Boxer Adi Tomar was cheated out of winning Olympics gold for India by politics and a corrupt boxing commission. Betrayed by his coach, Dev Khatri, and a wife who left him shortly afterwards, Adi’s life is ruled by bitterness. Now in his forties, he is a top coach of the Indian women’s boxing team, but his temper and his abusive mouth keep him at odds with the boxing commission and his old rival, Dev, who is now its chairman. After a confrontation about the way boxers are selected, the commission exiles Adi to Chennai, known for its lack-luster boxers and poor facilities.
Adi is greeted by middle-aged “junior” coach Punch Pandian. Pandian’s easy-going manner is partly responsible for his mediocre team. Disgusted at the lack of boxing talent, Adi’s attention is drawn to Madhi, the hot-tempered and scrapy sister of one of the boxers. Madhi is a fisherwoman by trade and only seventeen. Reminded of his own youth, Ali immediately sees potential in her raw ability. But when he tries to convince her to train with him, she rejects him. Although she loves boxing and Mohammad Ali in particular, she assumes Adi wants a sexual relationship. It seems that girls are selected for the team in the “bedroom” and not because of their talent. This is something Adi detests. Madhi’s poor family has pinned all their hopes on older daughter Lakshmi to do well as a boxer, with hopes that she will eventually become a police officer, thereby bringing respect to the family.
Madhi reluctantly agrees to be trained when Adi offers to pay her a nice amount of money every day she shows up. Adi works hard to build discipline into wild-child Madhi. She is resentful, arrogant, and insulting, but Adi hangs in there and eventually it pays off. Madhi realizes Ali is not after her body, but truly interested in making her a champion. He will proudly show her off at the national selections.
Lakshmi, who has worked hard for years, begins to see her sister as a rival for the coach’s attention. Jealous, she injures Madhi’s hand causing her to lose at the selections. Profoundly disappointed and unaware of Lakshmi’s involvement, Ali sees his hopes for Madhi and himself dashed. Believing he has wasted his efforts on her, Adi dumps her. Now without a coach, boxing commissioner Dev decides to claim Adi’s protege as his own and take her an important cultural exchange for boxing.
R. Madhavan (Adi) and newcomer Ritika Singh (Madhi) create a fascinating picture of a coach/student relationship. Madhavan looks the part of a rough guy: big, brawny, shaggy and rumpled. As Adi, he is deeply passionate about the game, resenting the way sexual favors and politics overshadow talent. He is impatient with mediocrity and quick to insult it, yet he shows immense patience with Madhi’s immaturity and disrespect. For all his social failings, he is intelligent and very observant, and his generosity towards the team and Madhi, testify to his big heart.
Madhavan pares his character and his acting down to basics.
Ritika Singh explodes onto the screen with raw energy.
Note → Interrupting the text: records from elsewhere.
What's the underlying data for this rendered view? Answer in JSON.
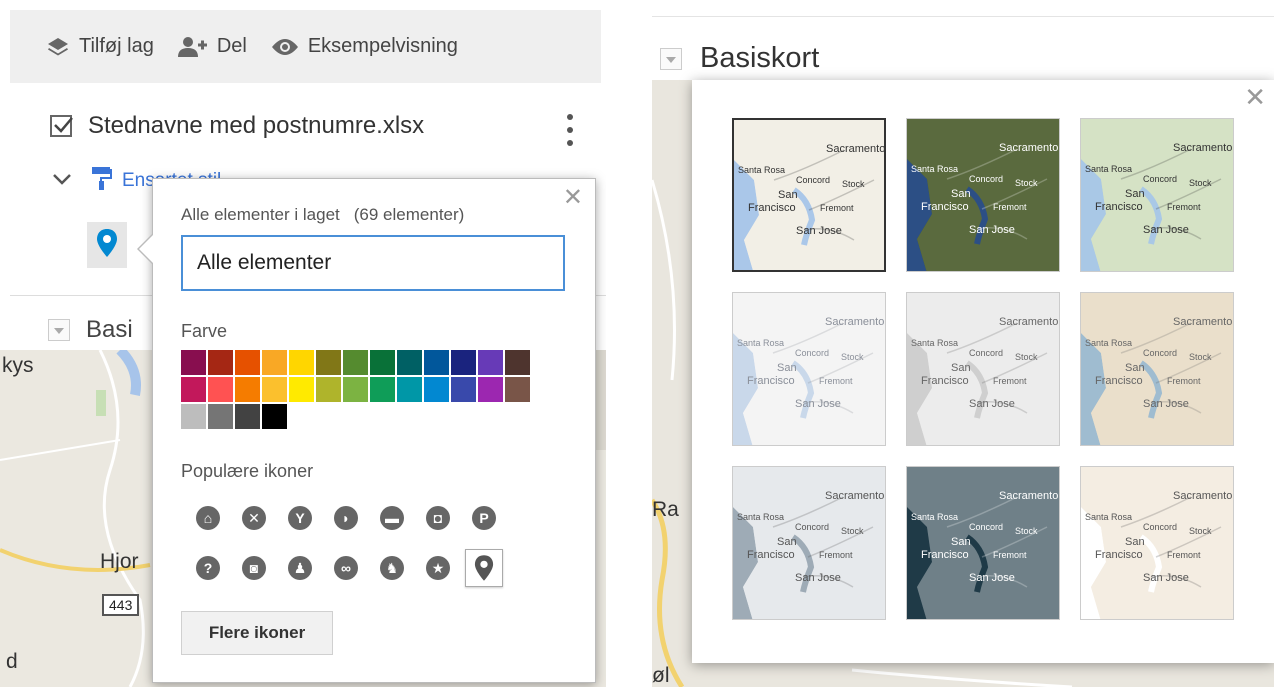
{
  "toolbar": {
    "add_layer": "Tilføj lag",
    "share": "Del",
    "preview": "Eksempelvisning"
  },
  "layer": {
    "name": "Stednavne med postnumre.xlsx",
    "style_label": "Ensartet stil"
  },
  "basemap_section": {
    "label_left": "Basi",
    "label_right": "Basiskort"
  },
  "map_left": {
    "place_1": "kys",
    "place_2": "Hjor",
    "road_badge": "443",
    "place_3": "d"
  },
  "map_right": {
    "place_1": "Ra",
    "place_2": "øl"
  },
  "style_popup": {
    "heading": "Alle elementer i laget",
    "count": "(69 elementer)",
    "name_value": "Alle elementer",
    "color_label": "Farve",
    "colors": [
      "#880e4f",
      "#a52714",
      "#e65100",
      "#f9a825",
      "#ffd600",
      "#817717",
      "#558b2f",
      "#097138",
      "#006064",
      "#01579b",
      "#1a237e",
      "#673ab7",
      "#4e342e",
      "#c2185b",
      "#ff5252",
      "#f57c00",
      "#fbc02d",
      "#ffea00",
      "#afb42b",
      "#7cb342",
      "#0f9d58",
      "#0097a7",
      "#0288d1",
      "#3949ab",
      "#9c27b0",
      "#795548",
      "#bdbdbd",
      "#757575",
      "#424242",
      "#000000"
    ],
    "popular_icons_label": "Populære ikoner",
    "icons": [
      {
        "name": "home-icon",
        "glyph": "⌂"
      },
      {
        "name": "restaurant-icon",
        "glyph": "✕"
      },
      {
        "name": "bar-icon",
        "glyph": "Y"
      },
      {
        "name": "cafe-icon",
        "glyph": "◗"
      },
      {
        "name": "hotel-icon",
        "glyph": "▬"
      },
      {
        "name": "shopping-icon",
        "glyph": "◘"
      },
      {
        "name": "parking-icon",
        "glyph": "P"
      },
      {
        "name": "help-icon",
        "glyph": "?"
      },
      {
        "name": "camera-icon",
        "glyph": "◙"
      },
      {
        "name": "hiking-icon",
        "glyph": "♟"
      },
      {
        "name": "cycling-icon",
        "glyph": "∞"
      },
      {
        "name": "running-icon",
        "glyph": "♞"
      },
      {
        "name": "star-icon",
        "glyph": "★"
      },
      {
        "name": "place-marker-icon",
        "glyph": "⬤"
      }
    ],
    "more_icons": "Flere ikoner"
  },
  "basemaps": {
    "tiles": [
      {
        "name": "basemap-map",
        "bg": "#dfe4e8",
        "water": "#aac7e9",
        "land": "#f2efe6",
        "text": "#333333",
        "selected": true
      },
      {
        "name": "basemap-satellite",
        "bg": "#3b5530",
        "water": "#2c4f85",
        "land": "#5a6a3e",
        "text": "#ffffff",
        "selected": false
      },
      {
        "name": "basemap-terrain",
        "bg": "#cfdcc1",
        "water": "#a9c8e6",
        "land": "#d5e2c5",
        "text": "#333333",
        "selected": false
      },
      {
        "name": "basemap-light-political",
        "bg": "#eef0f3",
        "water": "#c9d8ea",
        "land": "#f4f4f4",
        "text": "#8a8f99",
        "selected": false
      },
      {
        "name": "basemap-mono-city",
        "bg": "#e4e4e4",
        "water": "#cfcfcf",
        "land": "#ececec",
        "text": "#666666",
        "selected": false
      },
      {
        "name": "basemap-simple-atlas",
        "bg": "#e8dcc6",
        "water": "#9fbcd0",
        "land": "#eadfcb",
        "text": "#666666",
        "selected": false
      },
      {
        "name": "basemap-light-landmass",
        "bg": "#dfe3e6",
        "water": "#9eabb6",
        "land": "#e6e9ec",
        "text": "#555555",
        "selected": false
      },
      {
        "name": "basemap-dark-landmass",
        "bg": "#3e5561",
        "water": "#1f3a47",
        "land": "#6f8088",
        "text": "#ffffff",
        "selected": false
      },
      {
        "name": "basemap-whitewater",
        "bg": "#f6f1ea",
        "water": "#ffffff",
        "land": "#f4ede2",
        "text": "#555555",
        "selected": false
      }
    ],
    "labels": {
      "city_1": "Sacramento",
      "city_2": "Santa Rosa",
      "city_3": "San",
      "city_4": "Francisco",
      "city_5": "San Jose",
      "city_6": "Fremont",
      "city_7": "Concord",
      "city_8": "Stock"
    }
  }
}
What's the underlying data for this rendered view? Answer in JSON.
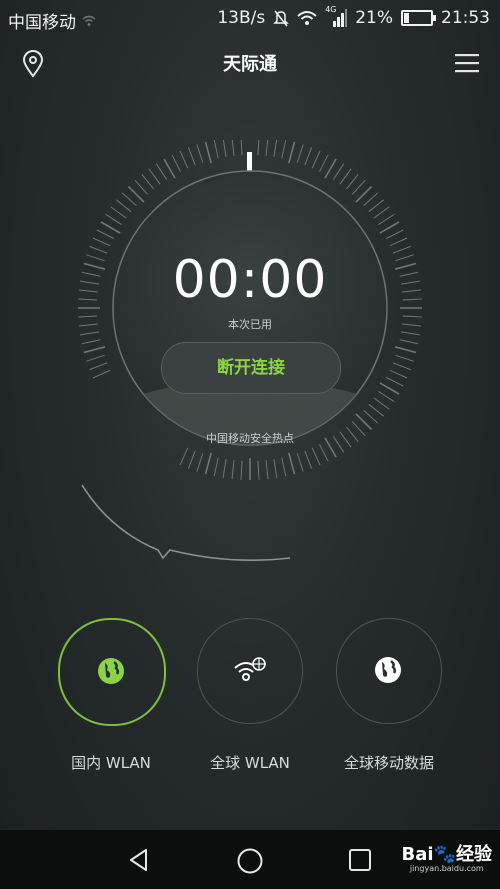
{
  "status_bar": {
    "carrier": "中国移动",
    "net_speed": "13B/s",
    "network_type": "4G",
    "battery": "21%",
    "battery_level": 0.21,
    "time": "21:53"
  },
  "header": {
    "title": "天际通",
    "location_icon": "location-pin-icon",
    "menu_icon": "hamburger-menu-icon"
  },
  "dial": {
    "timer": "00:00",
    "timer_label": "本次已用",
    "disconnect_label": "断开连接",
    "hotspot_label": "中国移动安全热点"
  },
  "actions": [
    {
      "label": "国内 WLAN",
      "icon": "globe-phone-icon",
      "active": true
    },
    {
      "label": "全球 WLAN",
      "icon": "wifi-globe-icon",
      "active": false
    },
    {
      "label": "全球移动数据",
      "icon": "globe-phone-icon",
      "active": false
    }
  ],
  "nav_bar": {
    "back_icon": "back-triangle-icon",
    "home_icon": "home-circle-icon",
    "recent_icon": "recent-square-icon",
    "watermark_main": "Bai🐾经验",
    "watermark_sub": "jingyan.baidu.com"
  },
  "colors": {
    "accent_green": "#8bd443",
    "active_ring": "#7fc03a",
    "background": "#1f2424"
  }
}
She is loud, crazy, crude and full of life. When she is happy, she dances joyfully with abandon. Physically, Ritika (who actually is a professional boxer) has a sturdy build and lots of stamina, bringing total believably to her part. Emotionally, she carries us from immaturity, rebelliousness, vengeance, and sadness, to the sweetness of a first love, learning persistence, determination, discipline, and finally victory.
The rest of the cast all add dimension to the story. Veteran actor Nassar as junior coach Pandian, showed the love and concern of a protective father to all his girls. Mumtaz Sorcar, a Bengali actress, is also a trained boxer. She was able to express both love and confusion as her own need to win was threatened by her sister’s talent. Zakir Hussain as Dev Khatri, the corrupt chairman, is motivated by his past embarrassments to bring Adi down.
“Saala Khadoos” writer and director Sudha Kongara has given us an emotional and inspiring sports story. Coach and student have the same fierce and passionate nature, but Adi’s experience and love of boxing finally bring Madhi’s potential into focus, making them both winners in the end. Also worth commending are cinematographer Sivakumar Vijayan, appropriate and energetic music by Santhosh Harayanan, and tight editing by Sathish Suriya. The movie was also made simutaneously in Tamil as “Irudhi Suttru”.